Beckett Comics did an outstanding job on their freebie as well with their sample offering of The Ballad of Sleeping Beauty. It's a western, believe it or not- although you wouldn't have guessed it by the title, but it comes at a good time in my life when I'm just crazy about HBO's Deadwood and a sudden craving to be checking out some Sergio Leone's spagetitti western DVDs. It's a western with some Brother Grimm elements, some fantasy elements and some horror elements. It sort of reminds me of this big book I bought from Mojo Press called Weird Business - it's a heady brew that packs a wallop of a tale and the storyline, the artwork, and the quality instantly makes me yearn for more. But it wasn't until I finished reading the book that I realize that an old correspondance buddy of mine, Jeff Amano was involved with the cover and was the CEO of the Beckett's comic book line. I first heard and communicated with Jeff when I sent out a submission packet of the Deposit Man to him back in '95 or '96 when he was self publishing a excellent book called Taoland that was years ahead of its' time when Jeff was experimenting with computer graphics. We wound up Christmas Card buddies for a while.
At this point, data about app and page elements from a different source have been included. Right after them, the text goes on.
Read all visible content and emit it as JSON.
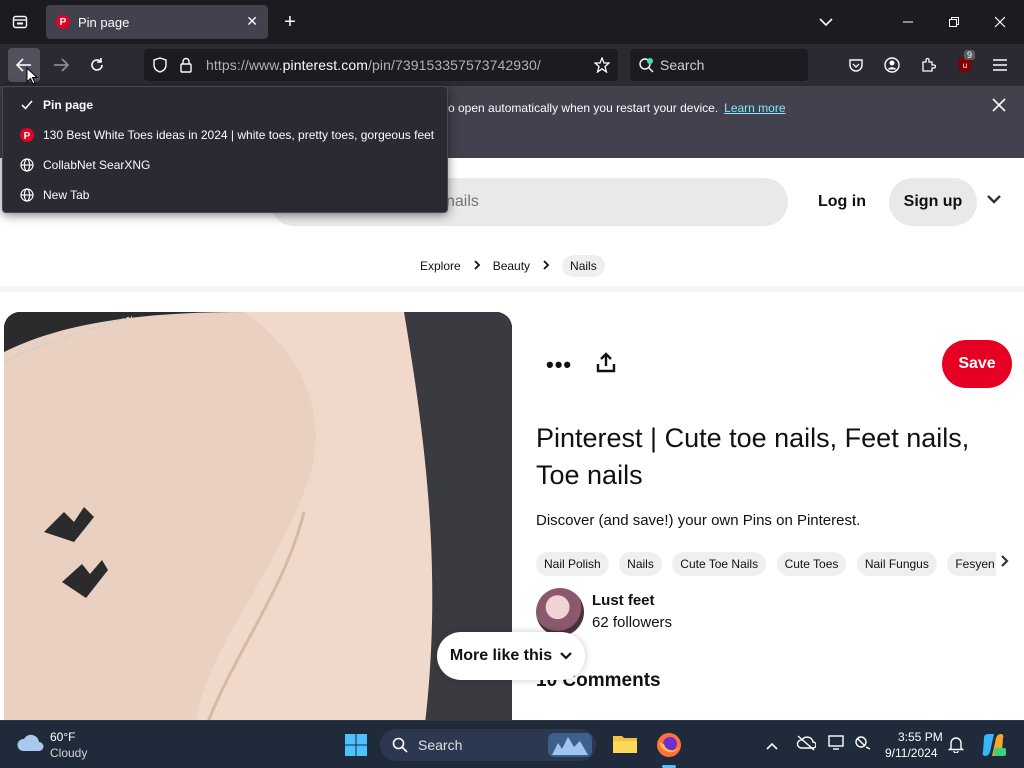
{
  "browser": {
    "tab_title": "Pin page",
    "tab_favicon": "P",
    "url_prefix": "https://www.",
    "url_host": "pinterest.com",
    "url_path": "/pin/739153357573742930/",
    "search_placeholder": "Search",
    "addons_badge": "9"
  },
  "notification": {
    "message": "o open automatically when you restart your device.",
    "link": "Learn more"
  },
  "history": {
    "items": [
      {
        "label": "Pin page",
        "current": true
      },
      {
        "label": "130 Best White Toes ideas in 2024 | white toes, pretty toes, gorgeous feet",
        "current": false
      },
      {
        "label": "CollabNet SearXNG",
        "current": false
      },
      {
        "label": "New Tab",
        "current": false
      }
    ]
  },
  "pinterest": {
    "search_partial": "nails",
    "login": "Log in",
    "signup": "Sign up",
    "breadcrumbs": [
      "Explore",
      "Beauty",
      "Nails"
    ],
    "save": "Save",
    "title": "Pinterest | Cute toe nails, Feet nails, Toe nails",
    "description": "Discover (and save!) your own Pins on Pinterest.",
    "tags": [
      "Nail Polish",
      "Nails",
      "Cute Toe Nails",
      "Cute Toes",
      "Nail Fungus",
      "Fesyen Wanita"
    ],
    "author": "Lust feet",
    "followers": "62 followers",
    "more_like_this": "More like this",
    "comments": "10 Comments",
    "accent_color": "#e60023"
  },
  "taskbar": {
    "temp": "60°F",
    "weather": "Cloudy",
    "search": "Search",
    "time": "3:55 PM",
    "date": "9/11/2024"
  }
}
Oni Press allowed people to sample a issue of Andi Watson's Love Fights. I used to scarf up any Oni Press Title when I had money to do so. I was led to believe that when Oni first started out that they were a imprint of Dark Horse comics- but like defectors from Marvel to form Image, I guess the same applied to Dark Horse refugees to form Oni. But I like their ideas and concepts that nearly all their titles were nothing more than one shots or four issue limited series. I assume all that changed with Queen & Country, and now I guess this is a on going series also. It's a charming person to person dramedy set wthin a super-hero culture. Reminds me of a lighter side of George R.R. Martin's Wildcards series where you're a nobody or you're not chic if you're not endowed with super powers. Very cinematic and it's storyboarded like a episode you would catch on Adult Swim. The flip side has a eight page rough penciled preview of Everest: Facing the Goddess by Greg Rucka and Scott Morse. It didn't really do much for me.
And the rest tomorrow. Plus your cards and letters. If I can find them.